AIM OF THE EXERCISE =
From the entries below, work out the number of lines that hold the word "Sprite", and give that number alone.

(Dataset rows for apps and sites)

==============================

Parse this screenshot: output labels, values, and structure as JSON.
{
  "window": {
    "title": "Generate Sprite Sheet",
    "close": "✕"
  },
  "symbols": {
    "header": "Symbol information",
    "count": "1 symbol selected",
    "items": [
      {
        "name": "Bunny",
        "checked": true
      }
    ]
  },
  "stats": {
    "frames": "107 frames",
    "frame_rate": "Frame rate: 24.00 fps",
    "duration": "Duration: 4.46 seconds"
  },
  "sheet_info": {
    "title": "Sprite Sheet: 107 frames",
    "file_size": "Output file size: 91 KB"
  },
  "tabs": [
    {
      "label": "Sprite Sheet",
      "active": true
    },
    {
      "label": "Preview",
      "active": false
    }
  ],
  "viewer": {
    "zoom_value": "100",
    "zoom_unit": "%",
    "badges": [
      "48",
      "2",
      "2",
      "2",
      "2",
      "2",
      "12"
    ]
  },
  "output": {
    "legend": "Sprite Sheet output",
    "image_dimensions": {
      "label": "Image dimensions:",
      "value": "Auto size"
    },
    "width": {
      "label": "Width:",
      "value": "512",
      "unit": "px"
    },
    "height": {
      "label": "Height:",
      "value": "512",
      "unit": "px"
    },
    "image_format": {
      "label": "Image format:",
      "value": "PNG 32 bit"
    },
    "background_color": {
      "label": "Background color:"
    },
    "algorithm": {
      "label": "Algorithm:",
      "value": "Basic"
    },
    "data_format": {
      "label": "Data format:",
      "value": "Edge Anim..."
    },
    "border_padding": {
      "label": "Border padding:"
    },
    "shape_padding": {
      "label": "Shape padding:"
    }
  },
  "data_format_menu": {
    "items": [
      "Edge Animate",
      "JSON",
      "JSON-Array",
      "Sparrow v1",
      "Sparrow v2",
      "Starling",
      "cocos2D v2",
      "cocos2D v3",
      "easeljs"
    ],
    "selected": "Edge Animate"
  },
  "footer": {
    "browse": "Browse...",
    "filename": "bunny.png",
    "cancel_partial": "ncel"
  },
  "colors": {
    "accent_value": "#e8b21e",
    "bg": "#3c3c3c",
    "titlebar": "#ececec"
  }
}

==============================

RESULT BELOW =
4